BJ’s Wholesale takes environmentally damaged site
In the summer of 2014, Miami-Dade County residents will be able to welcome a big box store with less resistance than Midtown’s looming Walmart: a BJ’s Wholesale club at 7090 Coral Way.
Pan American Companies, a real estate developer based in Coral Gables, won approval in March to develop the brownfield site with a state development bonus tax of $240,000 and is moving ahead with transforming the brownfield site into retail space. Construction on the BJ’s structure will begin this month.
“We expect the concrete building pad to be poured before Christmas,” said a representative for Pan American. At this point, all water and sewer lines are in place.
Brownfield sites are properties whose use may be complicated by environmental contamination. Incentives to develop the site are offered by the State of Florida in the form of bonus taxes to help develop and contain contaminants. Containment can be as simple as paving the land to keep contaminated soil in place.
What marked approximately the 18 acres at 7090 Coral Way as environmentally toxic? Its past of wood treatment with a chemical solution of chromate copper arsenate and creosote when leased successively to the Miami Wood Treating Facility, Lindsley Lumber and Stanley Davison between 1941 and 1980.

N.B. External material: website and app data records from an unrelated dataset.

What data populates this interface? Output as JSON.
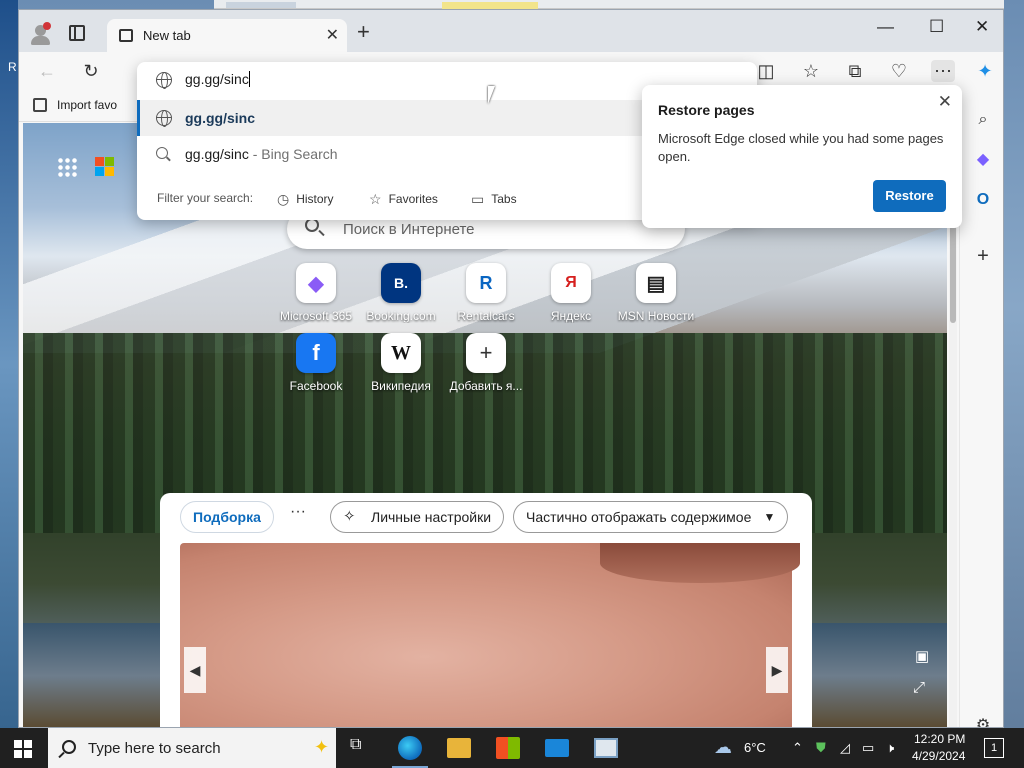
{
  "desktop": {
    "side_label": "R"
  },
  "browser": {
    "tab": {
      "title": "New tab"
    },
    "window_controls": {
      "minimize": "—",
      "maximize": "☐",
      "close": "✕"
    },
    "new_tab_glyph": "+",
    "favorites_bar": {
      "import_label": "Import favo"
    },
    "omnibox": {
      "value": "gg.gg/sinc",
      "suggestions": [
        {
          "text": "gg.gg/sinc",
          "suffix": "",
          "icon": "globe-icon"
        },
        {
          "text": "gg.gg/sinc",
          "suffix": " - Bing Search",
          "icon": "search-icon"
        }
      ],
      "filter_label": "Filter your search:",
      "filters": [
        {
          "label": "History",
          "icon": "history-icon"
        },
        {
          "label": "Favorites",
          "icon": "star-icon"
        },
        {
          "label": "Tabs",
          "icon": "tabs-icon"
        }
      ]
    },
    "restore_popup": {
      "title": "Restore pages",
      "message": "Microsoft Edge closed while you had some pages open.",
      "button": "Restore"
    }
  },
  "new_tab_page": {
    "search_placeholder": "Поиск в Интернете",
    "quick_links": [
      {
        "label": "Microsoft 365",
        "glyph": "◆",
        "color": "#8a5cf6"
      },
      {
        "label": "Booking.com",
        "glyph": "B.",
        "color": "#003580"
      },
      {
        "label": "Rentalcars",
        "glyph": "R",
        "color": "#0a66c2"
      },
      {
        "label": "Яндекс",
        "glyph": "Я",
        "color": "#d6201f"
      },
      {
        "label": "MSN Новости",
        "glyph": "▤",
        "color": "#222222"
      },
      {
        "label": "Facebook",
        "glyph": "f",
        "color": "#1877f2"
      },
      {
        "label": "Википедия",
        "glyph": "W",
        "color": "#111111"
      },
      {
        "label": "Добавить я...",
        "glyph": "+",
        "color": "#333333"
      }
    ],
    "feed": {
      "tab_active": "Подборка",
      "more": "···",
      "personalize": "Личные настройки",
      "content_mode": "Частично отображать содержимое"
    }
  },
  "taskbar": {
    "search_placeholder": "Type here to search",
    "weather": "6°C",
    "time": "12:20 PM",
    "date": "4/29/2024",
    "notification_count": "1"
  }
}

As part of the brownfield development agreement, the site will eventually provide 120 new jobs with an average annual wage of $21,820.
In addition to the BJ’s and adjacent filling station, two outparcels will include a bank and a quick service restaurant. A second large block of retail space is being developed that will either be split into two large spaces or become one large space and eight to ten additional smaller retail spaces of 1,250 to 2,500 square feet each.
The Coral Terrace-area BJ’s will join 201 others in 15 states, 29 of which are in Florida with seven in Miami.